WHAT TO PRODUCE: Any image in the records should be left out; output everything else exactly.

TASK INPUTS:
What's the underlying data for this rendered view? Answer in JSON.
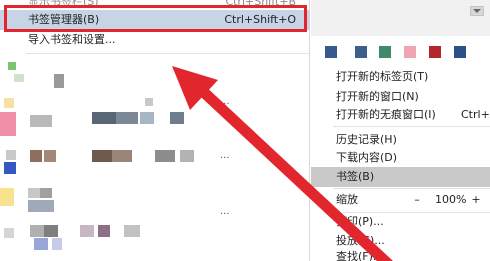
{
  "submenu": {
    "items": [
      {
        "label": "显示书签栏(S)",
        "shortcut": "Ctrl+Shift+B"
      },
      {
        "label": "书签管理器(B)",
        "shortcut": "Ctrl+Shift+O"
      },
      {
        "label": "导入书签和设置..."
      }
    ],
    "more_marker": "..."
  },
  "chrome_menu": {
    "items": [
      {
        "label": "打开新的标签页(T)"
      },
      {
        "label": "打开新的窗口(N)"
      },
      {
        "label": "打开新的无痕窗口(I)",
        "shortcut": "Ctrl+S"
      },
      {
        "label": "历史记录(H)"
      },
      {
        "label": "下载内容(D)"
      },
      {
        "label": "书签(B)"
      }
    ],
    "zoom": {
      "label": "缩放",
      "minus": "–",
      "value": "100%",
      "plus": "+"
    },
    "items_bottom": [
      {
        "label": "打印(P)..."
      },
      {
        "label": "投放(C)..."
      },
      {
        "label": "查找(F)..."
      }
    ],
    "swatch_colors": [
      "#3a5a8c",
      "#3d5f8c",
      "#3f8a6a",
      "#f0a6b2",
      "#b4262b",
      "#2d5187"
    ]
  },
  "annotation_color": "#e2262e"
}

EXERCISE RESULT:
What's the underlying data for this rendered view? Answer in JSON.
{
  "submenu": {
    "items": [
      {
        "label": "显示书签栏(S)",
        "shortcut": "Ctrl+Shift+B"
      },
      {
        "label": "书签管理器(B)",
        "shortcut": "Ctrl+Shift+O"
      },
      {
        "label": "导入书签和设置..."
      }
    ],
    "more_marker": "..."
  },
  "chrome_menu": {
    "items": [
      {
        "label": "打开新的标签页(T)"
      },
      {
        "label": "打开新的窗口(N)"
      },
      {
        "label": "打开新的无痕窗口(I)",
        "shortcut": "Ctrl+S"
      },
      {
        "label": "历史记录(H)"
      },
      {
        "label": "下载内容(D)"
      },
      {
        "label": "书签(B)"
      }
    ],
    "zoom": {
      "label": "缩放",
      "minus": "–",
      "value": "100%",
      "plus": "+"
    },
    "items_bottom": [
      {
        "label": "打印(P)..."
      },
      {
        "label": "投放(C)..."
      },
      {
        "label": "查找(F)..."
      }
    ],
    "swatch_colors": [
      "#3a5a8c",
      "#3d5f8c",
      "#3f8a6a",
      "#f0a6b2",
      "#b4262b",
      "#2d5187"
    ]
  },
  "annotation_color": "#e2262e"
}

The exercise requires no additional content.